Review Summary: Up shit creek…
If we circle back three years ago, Rivers of Nihil’s Where Owls Know My Name
sent shockwaves through extreme metal’s repositories. Lauded as a behemoth of technical death metal, Owls…
brought a deal of hype to this Pennsylvanian group unseen in their previous records, Monarchy
or the debut, The Conscious Seed Of Light
. In many ways, Where Owls Know My Name
(for better or worse) was clearly lightning in a bottle...and a break away moment for a group on the cusp of turning heads—even the detractors couldn’t stop this little steamboat from entering the fjord. It’s unfortunate, mostly because Rivers of Nihil has squandered both potential and momentum with this brick-walled and insipid release with some of the year’s more aloof compositions.
It’s no wonder The Work
would become the band’s biggest blunder to date; even before the record hit shelves the band admits “We didn't really know if it was all going to connect together in any kind of logical or interesting way.” It shows. Even in the album’s more introductory sections (“The Tower (Theme from "The Work") the vocals are brooding, somewhat melancholic but overly directionless. Sweeping piano work simply exists
for the sake of it, but are admittedly inoffensive in nature. By far, the record’s more crippling features are built around The Work
’s lack of flow, general cohesive ineptitude and a terrible mixing that fails to cover up the numerous moments of lack-lustre musicianship.
“Dreaming Black Clockwork” is an unadulterated example of the complaints I’ve made above; while the guitar riffs provide a measure of bombast, the track itself sounds like the unwanted, yet progressive child from Meshuggah and Parkway Drive (a la Reverence
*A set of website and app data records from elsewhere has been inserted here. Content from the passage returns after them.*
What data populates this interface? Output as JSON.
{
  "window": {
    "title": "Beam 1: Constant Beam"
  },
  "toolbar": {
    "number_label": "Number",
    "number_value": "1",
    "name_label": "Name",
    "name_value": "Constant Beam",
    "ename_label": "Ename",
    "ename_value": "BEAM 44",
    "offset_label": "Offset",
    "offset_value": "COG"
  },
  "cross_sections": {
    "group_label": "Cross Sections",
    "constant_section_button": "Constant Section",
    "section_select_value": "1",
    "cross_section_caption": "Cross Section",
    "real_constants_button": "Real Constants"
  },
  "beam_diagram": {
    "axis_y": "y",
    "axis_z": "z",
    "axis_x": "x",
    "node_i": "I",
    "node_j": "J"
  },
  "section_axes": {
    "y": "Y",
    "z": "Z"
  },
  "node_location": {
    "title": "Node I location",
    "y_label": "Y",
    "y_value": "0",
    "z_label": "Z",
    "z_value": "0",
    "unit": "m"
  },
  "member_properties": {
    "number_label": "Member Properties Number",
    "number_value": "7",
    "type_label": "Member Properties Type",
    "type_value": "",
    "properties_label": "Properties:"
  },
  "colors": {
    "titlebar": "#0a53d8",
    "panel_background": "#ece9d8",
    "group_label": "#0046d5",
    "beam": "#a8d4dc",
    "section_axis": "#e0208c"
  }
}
), before throwing basic sensibilities to the wind. Minimalistic sirens creep from the back of the track as if there’s a dichotomy of light and dark that’s supposed to work on merit alone. The effect is contrived, forced and bullies away the record’s first chance at constructing a feasible storyline for its listeners. I’ll admit the track’s first half does have some merit but meanders completely while attempting to be progressive and its dystopian tail is an atmosphere killer. Furthermore, “Wait” is pretentious, an attempt at contrasted kitschiness. In stripping away most of the band (and album’s) harsher tones, the seemingly art rock-meets-radio vibes steer The Work
in an ungodly juxtaposition of themes dressed up as “progressive” and a continuation of theme when in reality this dribble should’ve been reserved for those late-night live sessions at a dive bar somewhere. It simply doesn’t belong among anything The Work
has to offer, positive or not. It’s bewildering that this oversight didn’t find itself quashed in the album’s pre-production stages—but I digress.
“Clean” is similarly depressing, but is a comparable godsend when compared to tracks like “Wait” and “Focus” (the latter falling especially short in the riff department). It would seem that The Work
might have mapped out the right estuary to travel up if not for River Of Nihil’s need to squash every little nuance into such a small space. There's still an overabundance of the album’s hook, coupled with the track’s...it’s overkill, sounding more and more forced with every successive listen. What the track does do correctly is provide “The Void from Which No Sound Escapes” the correct lead-in. There are moments, as fleeting as they are, that do tip the scales ever so slightly for Rivers of Nihil. Despite my earlier sweeping observations, “Dreaming Black Clockwork” does have a strong initial framework, but it’s the album’s back half that some
of the band’s potential is measured. Moments of atmospheric clarity contrast well with the group’s more prominent, heavier moments, but the rhythm section is markedly less impressive than the melodic sections and the gentler reprieves that introduce the guitar solo. Personally, I could’ve done with more of that solo and less of that ‘out of the blue’ saxophone section.
In an attempt to bring the album’s storyline back into play, The Work
introduces “Tower 2” to space out the rest of the music. The thing is, just like “Wait”, it simply doesn’t work
in this setting; sticking out like a snowman on a sunny beach—and the larger grandiosity of River Of Nihil’s concept misses far more than they hit. Perhaps if The Work
had been released as a double album and allowed some of their ideas more time to flesh out, Rivers Of Nihil’s fourth album would have finally realised the potential they offered with their Where Owls Know My Name
release. Instead, their 2021 effort is a conundrum of sorts and filled with more twists and turns than the band could actually manage. Maybe this tributary was meant to shoot off in a different direction, or the inlet wasn’t mapped properly? Whichever it was, The Work
is not as finished as Rivers Of Nihil would suggest.